Why do you think there’s been a shift towards more functional forms of fitness over the last few years?
Things like CrossFit have become very popular because people are not only concerned about looking good, but being healthy, staying healthy all their life and being injury free. The other big shift has been towards group fitness. People want to feel part of a team when getting healthy.
What do participants get out of Tough Madder that they may not get out of going to the gym or playing a team sport?
Tough Mudder is something to get yourself in shape for. It’s fun but it’s also about being part of something that’s bigger than yourself – it’s quite a cool thing when you’re on the train in Germany and somebody sees your Tough Mudder backpack and says hello.

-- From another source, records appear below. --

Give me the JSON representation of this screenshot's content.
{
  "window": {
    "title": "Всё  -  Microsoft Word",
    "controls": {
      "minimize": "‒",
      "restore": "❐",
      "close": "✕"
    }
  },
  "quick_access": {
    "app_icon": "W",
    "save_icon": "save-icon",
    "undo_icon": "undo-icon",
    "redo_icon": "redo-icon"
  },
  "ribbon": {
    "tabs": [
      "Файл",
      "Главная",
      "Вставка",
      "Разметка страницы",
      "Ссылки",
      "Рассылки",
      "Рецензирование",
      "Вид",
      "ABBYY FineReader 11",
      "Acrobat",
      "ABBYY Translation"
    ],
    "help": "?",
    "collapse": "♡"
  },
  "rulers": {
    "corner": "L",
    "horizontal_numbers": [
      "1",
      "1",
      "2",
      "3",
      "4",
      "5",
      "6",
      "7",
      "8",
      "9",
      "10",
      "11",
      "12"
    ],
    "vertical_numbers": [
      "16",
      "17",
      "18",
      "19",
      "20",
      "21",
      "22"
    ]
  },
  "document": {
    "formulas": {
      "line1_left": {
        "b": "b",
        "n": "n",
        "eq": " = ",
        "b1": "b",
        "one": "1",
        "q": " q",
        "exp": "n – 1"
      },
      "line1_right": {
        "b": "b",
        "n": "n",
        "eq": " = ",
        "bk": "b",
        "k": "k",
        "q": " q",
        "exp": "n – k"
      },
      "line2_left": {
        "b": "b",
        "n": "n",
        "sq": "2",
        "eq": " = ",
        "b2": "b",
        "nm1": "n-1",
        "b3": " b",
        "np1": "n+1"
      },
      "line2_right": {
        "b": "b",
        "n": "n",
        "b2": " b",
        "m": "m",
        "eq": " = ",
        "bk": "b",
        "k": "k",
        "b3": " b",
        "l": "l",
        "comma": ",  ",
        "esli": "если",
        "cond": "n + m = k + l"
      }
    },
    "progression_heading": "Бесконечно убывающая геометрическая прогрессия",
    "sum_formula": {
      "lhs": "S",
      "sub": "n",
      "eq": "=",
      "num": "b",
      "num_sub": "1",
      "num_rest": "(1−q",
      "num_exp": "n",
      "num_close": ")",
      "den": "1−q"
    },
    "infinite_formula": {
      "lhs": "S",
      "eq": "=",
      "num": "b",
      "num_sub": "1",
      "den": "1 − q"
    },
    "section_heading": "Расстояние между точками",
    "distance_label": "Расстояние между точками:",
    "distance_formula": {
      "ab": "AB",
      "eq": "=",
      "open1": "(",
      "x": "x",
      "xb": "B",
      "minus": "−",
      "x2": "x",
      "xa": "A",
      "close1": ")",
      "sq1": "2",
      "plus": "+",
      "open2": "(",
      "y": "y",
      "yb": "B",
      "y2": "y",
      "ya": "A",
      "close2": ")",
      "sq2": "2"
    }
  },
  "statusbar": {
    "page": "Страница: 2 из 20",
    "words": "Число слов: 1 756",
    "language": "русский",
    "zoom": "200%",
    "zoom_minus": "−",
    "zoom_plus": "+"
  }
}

People do Tough Mudder because they [want] to challenge themselves. Afterwards they feel like they can take on other challenges in life. We have put literal obstacles in front of them but it’s kind of a metaphor for life itself.
How big is Tough Mudder in Australia and how fast is it growing?
This year we will have between 30-50,000 people doing our events hem in Australia – per capita, Australia remains our strongest market. Australians sign up later than everybody else for events. The Germans do it months beforehand. We’re really pleased to have new venues this year and completely new set of obstacles.
Do Australians take a different approach to the events?
The teams are bigger here and more people wear fancy dress. I think it’s because Australians take sport seriously, but they don’t take themselves seriously Aussies laugh the whole way around. Also, more women do it here than anywhere else. Maybe they are just hardier or more sporty in Australia.
How do you train for it?
The most important part of preparation is building a good team. It’s not the physical preparation, it’s getting the people together that will get you through. The bigger the team, the better. You need to be in decent shape – being able to run 15kms helps. You need to have functional fitness and be flexible.
How do you come up with new obstacles?
It’s a cool process. We have a lab in Brooklyn where we come up with most of them. We want an obstacle that is challenging physically, mentally and that has a ‘wow’ factor as well. We do a lot of testing on all of them. This year we’ve got a tear gas obstacle – but we’ve obviously built it in a way where you feel OK shortly afterward.
What would you say to somebody who is not entirely sure they will he fit enough?
You don’t need to be an elite athlete. You just need to be in reasonable shape. We’ve also put together a training program online which you can follow. Nearly anyone can do it.